Feinstein Decides Not to Seek California Democratic Party Endorsement
Pushing unity, senator calls for no formal endorsement by state party post-primary

Sen. Dianne Feinstein, D-Calif., will face fellow Democrat Kevin de Léon in November. (Tom Williams/CQ Roll Call file photo)

California Democratic Sen. Dianne Feinstein has decided not to seek her state party’s endorsement, calling for party unity ahead of the November election. 
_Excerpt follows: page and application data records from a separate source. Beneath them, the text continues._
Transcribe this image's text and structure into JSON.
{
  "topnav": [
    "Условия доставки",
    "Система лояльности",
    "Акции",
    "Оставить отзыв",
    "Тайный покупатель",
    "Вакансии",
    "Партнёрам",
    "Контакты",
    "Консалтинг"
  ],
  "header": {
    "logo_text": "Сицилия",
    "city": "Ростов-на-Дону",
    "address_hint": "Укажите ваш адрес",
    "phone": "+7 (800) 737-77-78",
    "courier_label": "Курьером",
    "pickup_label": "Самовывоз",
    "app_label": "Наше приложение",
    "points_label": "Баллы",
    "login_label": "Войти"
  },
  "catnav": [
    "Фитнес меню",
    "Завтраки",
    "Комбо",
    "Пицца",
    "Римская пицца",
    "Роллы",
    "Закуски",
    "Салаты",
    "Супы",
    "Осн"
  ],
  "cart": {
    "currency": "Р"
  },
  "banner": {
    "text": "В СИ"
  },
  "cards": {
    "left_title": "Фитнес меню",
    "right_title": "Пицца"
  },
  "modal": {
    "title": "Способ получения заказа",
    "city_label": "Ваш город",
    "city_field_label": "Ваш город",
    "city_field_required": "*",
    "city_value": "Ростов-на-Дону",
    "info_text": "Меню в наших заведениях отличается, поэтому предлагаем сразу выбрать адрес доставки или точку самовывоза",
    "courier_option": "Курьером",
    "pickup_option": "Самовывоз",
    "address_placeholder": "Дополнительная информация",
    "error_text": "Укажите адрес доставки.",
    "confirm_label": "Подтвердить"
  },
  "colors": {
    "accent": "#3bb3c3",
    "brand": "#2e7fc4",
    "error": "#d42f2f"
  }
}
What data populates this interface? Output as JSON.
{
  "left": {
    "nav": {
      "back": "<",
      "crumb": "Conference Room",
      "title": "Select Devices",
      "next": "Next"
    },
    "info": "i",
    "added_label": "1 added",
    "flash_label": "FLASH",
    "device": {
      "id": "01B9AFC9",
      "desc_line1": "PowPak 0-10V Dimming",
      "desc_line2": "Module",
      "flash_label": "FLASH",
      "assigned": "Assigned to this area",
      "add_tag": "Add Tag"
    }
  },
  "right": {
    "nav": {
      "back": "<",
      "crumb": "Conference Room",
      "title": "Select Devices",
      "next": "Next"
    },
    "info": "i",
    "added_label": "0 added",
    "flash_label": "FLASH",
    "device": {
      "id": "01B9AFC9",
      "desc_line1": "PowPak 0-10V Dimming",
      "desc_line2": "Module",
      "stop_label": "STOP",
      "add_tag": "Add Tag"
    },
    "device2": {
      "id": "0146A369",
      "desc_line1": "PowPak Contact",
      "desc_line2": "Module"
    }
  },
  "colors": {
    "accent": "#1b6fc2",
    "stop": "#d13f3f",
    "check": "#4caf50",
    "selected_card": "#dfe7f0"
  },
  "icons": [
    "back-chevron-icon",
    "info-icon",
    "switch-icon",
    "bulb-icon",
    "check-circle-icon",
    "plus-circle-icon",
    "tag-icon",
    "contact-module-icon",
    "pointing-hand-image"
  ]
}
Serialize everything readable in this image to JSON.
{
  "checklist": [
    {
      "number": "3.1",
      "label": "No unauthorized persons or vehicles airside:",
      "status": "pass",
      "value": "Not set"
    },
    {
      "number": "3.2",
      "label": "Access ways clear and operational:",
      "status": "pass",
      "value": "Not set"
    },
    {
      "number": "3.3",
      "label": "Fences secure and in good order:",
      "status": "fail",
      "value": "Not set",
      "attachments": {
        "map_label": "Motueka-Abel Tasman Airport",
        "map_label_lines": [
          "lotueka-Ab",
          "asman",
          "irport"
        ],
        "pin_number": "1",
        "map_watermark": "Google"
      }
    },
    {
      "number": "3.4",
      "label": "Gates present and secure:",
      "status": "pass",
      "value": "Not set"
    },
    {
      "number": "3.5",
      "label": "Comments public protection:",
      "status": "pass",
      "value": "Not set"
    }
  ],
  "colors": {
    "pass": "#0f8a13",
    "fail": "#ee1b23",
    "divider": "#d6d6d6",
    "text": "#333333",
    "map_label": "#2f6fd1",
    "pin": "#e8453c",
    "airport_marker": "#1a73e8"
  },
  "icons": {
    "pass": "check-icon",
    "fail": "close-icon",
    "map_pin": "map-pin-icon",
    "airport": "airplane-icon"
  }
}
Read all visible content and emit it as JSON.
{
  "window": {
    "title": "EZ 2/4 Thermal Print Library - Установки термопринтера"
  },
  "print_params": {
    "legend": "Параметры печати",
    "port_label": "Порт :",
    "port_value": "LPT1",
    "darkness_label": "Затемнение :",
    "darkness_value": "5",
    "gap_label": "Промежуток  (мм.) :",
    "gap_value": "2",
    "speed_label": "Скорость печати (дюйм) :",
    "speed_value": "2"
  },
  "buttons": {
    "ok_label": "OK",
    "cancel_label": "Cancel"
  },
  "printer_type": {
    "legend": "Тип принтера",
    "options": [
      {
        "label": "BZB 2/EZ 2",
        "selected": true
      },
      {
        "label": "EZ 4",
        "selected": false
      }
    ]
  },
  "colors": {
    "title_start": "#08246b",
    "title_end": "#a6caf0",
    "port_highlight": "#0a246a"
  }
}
Feinstein and state Sen. Kevin de Léon, a fellow Democrat, advanced to the general election after finishing first and second respectively in the state’s top-two primary last month. The four-term incumbent wrote an email Tuesday addressed to the party’s executive board members — that also appeared to also be sent to her campaign fundraising list — calling for no formal endorsement. For the first time in nearly 30 years, Feinstein did not win the party’s backing prior to the June 5 primary.